EP comes in like a whirlwind, throws you for a loop, and then before you know it it’s out the door. At first glance it might seem like a usual find for the genre, but you see punctuations of ingenuity here and there. If you like messy, gritty rock I’d give these guys a shot.



Wow. Don’t think I’ve ever pressed play on the first song of an EP and expected my eardrums to be blown out by someone halfway through a loud SCREAM. It definitely made me do a double take haha.

If the Gnarcissists was an apartment it’d probably be somewhere out in the middle of nowhere brooklyn. It’d have half smoked cigarettes and fully smoked joined, day old pancakes and week old cereal. A collection of wigs scattered on bed posts and dressers. There’d probably be about half an inch of water somewhere in there and a surfboard on top of it. There’d be a TV in there from circa 1986, and it’d just be running between static and old workout videos of the era somehow. You don’t got to live in that apartment, but wouldn’t you kinda just want to see it? See how somebody functions in it? That’s how I felt listening to their EP. I don’t need to live and breathe this acid punk wave to simply want to go to their shows and live in their world for a minute.

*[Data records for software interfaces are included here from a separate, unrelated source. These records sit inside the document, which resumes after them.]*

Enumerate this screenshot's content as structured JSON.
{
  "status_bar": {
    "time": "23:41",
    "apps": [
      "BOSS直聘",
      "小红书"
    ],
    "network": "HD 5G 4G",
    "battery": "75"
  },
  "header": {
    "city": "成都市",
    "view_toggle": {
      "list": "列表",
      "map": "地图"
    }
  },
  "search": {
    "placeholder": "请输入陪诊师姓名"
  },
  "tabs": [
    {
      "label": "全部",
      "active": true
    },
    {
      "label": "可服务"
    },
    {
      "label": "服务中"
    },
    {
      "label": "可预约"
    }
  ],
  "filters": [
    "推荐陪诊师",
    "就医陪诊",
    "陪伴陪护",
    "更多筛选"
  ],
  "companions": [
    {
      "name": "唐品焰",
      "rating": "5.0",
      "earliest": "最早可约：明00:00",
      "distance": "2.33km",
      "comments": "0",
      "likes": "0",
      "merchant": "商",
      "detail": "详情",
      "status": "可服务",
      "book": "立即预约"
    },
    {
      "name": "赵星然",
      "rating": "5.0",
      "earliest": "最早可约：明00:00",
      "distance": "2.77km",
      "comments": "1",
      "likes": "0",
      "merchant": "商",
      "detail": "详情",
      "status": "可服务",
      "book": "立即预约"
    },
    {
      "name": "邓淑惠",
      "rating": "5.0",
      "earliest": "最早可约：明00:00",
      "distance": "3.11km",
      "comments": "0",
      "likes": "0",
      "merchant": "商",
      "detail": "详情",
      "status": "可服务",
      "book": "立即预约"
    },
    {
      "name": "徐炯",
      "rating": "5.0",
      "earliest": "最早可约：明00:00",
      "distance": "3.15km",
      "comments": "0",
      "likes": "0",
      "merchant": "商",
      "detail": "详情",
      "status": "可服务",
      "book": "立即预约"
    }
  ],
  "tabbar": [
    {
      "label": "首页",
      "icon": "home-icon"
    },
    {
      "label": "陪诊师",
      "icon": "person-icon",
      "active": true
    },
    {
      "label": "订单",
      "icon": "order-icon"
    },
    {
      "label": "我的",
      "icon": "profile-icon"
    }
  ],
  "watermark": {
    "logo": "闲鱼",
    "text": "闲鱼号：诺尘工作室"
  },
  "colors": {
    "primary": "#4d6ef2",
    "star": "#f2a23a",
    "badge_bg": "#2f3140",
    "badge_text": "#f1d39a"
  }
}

The middle two tracks did it for me, for two different reasons. “We all Just Wanna” is a familiar punk formula that was executed to the tee. “Models” takes that formula, chews it up and lights in on fire. Both good in their own right though.

All in all, the Gnarcissists get an A plus on name and style from me, though they probably all dropped out of school.



I gnar, you gnar, we're all Gnarcissists.

This is solid head-banging punk that doesn't do your head in. With some fantastically jangly guitar riffs, it's a pretty ragged EP evocative of NYC's iconic 80s punk scene. There's a frenzy to it, with enough haze and discord that it all stumbles and blurs together in an angsty, bite-your-thumb kind of way. Sludgy and pounding, the monotonous, cycling compositions put me on some aggressively beer-stained treadmill set on a sharp incline, while Richard Hell is off brooding in a corner and Angus Young is jumping up and down next to me screaming (I know, different genres/era, but google him spinning on the floor in a pair of school shorts and you'll get what I mean).

Despite the aggression, it remains accessible. The songs have a decent hook to them, the guitar licks give it a certain groove, and the lyrics themselves are legible and relatable. Go give "We All Just Wanna" a listen -- it's extremely pertinent to anyone trying to make it in the city (or anywhere).

All in all, good energy, good noise, and a pretty good time.


Sean Maldjian